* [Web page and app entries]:

----------------

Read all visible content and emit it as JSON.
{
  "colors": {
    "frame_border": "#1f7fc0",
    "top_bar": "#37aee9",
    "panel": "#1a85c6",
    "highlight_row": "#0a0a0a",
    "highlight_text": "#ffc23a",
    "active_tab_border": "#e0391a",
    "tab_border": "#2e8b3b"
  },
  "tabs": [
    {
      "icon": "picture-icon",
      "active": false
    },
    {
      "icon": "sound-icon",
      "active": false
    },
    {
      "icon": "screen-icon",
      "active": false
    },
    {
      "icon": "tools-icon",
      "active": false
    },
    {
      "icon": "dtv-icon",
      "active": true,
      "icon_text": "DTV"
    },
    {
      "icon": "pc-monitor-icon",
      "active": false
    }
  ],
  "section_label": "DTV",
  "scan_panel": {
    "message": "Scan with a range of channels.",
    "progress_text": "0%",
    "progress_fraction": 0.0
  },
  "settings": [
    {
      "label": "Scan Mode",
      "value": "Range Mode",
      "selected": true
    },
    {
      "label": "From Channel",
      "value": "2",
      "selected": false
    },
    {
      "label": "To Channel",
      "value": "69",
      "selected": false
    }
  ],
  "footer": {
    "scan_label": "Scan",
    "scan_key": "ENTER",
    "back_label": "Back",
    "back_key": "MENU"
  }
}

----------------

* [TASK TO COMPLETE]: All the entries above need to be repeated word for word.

* [EXPECTED ANSWER]:
Read all visible content and emit it as JSON.
{
  "colors": {
    "frame_border": "#1f7fc0",
    "top_bar": "#37aee9",
    "panel": "#1a85c6",
    "highlight_row": "#0a0a0a",
    "highlight_text": "#ffc23a",
    "active_tab_border": "#e0391a",
    "tab_border": "#2e8b3b"
  },
  "tabs": [
    {
      "icon": "picture-icon",
      "active": false
    },
    {
      "icon": "sound-icon",
      "active": false
    },
    {
      "icon": "screen-icon",
      "active": false
    },
    {
      "icon": "tools-icon",
      "active": false
    },
    {
      "icon": "dtv-icon",
      "active": true,
      "icon_text": "DTV"
    },
    {
      "icon": "pc-monitor-icon",
      "active": false
    }
  ],
  "section_label": "DTV",
  "scan_panel": {
    "message": "Scan with a range of channels.",
    "progress_text": "0%",
    "progress_fraction": 0.0
  },
  "settings": [
    {
      "label": "Scan Mode",
      "value": "Range Mode",
      "selected": true
    },
    {
      "label": "From Channel",
      "value": "2",
      "selected": false
    },
    {
      "label": "To Channel",
      "value": "69",
      "selected": false
    }
  ],
  "footer": {
    "scan_label": "Scan",
    "scan_key": "ENTER",
    "back_label": "Back",
    "back_key": "MENU"
  }
}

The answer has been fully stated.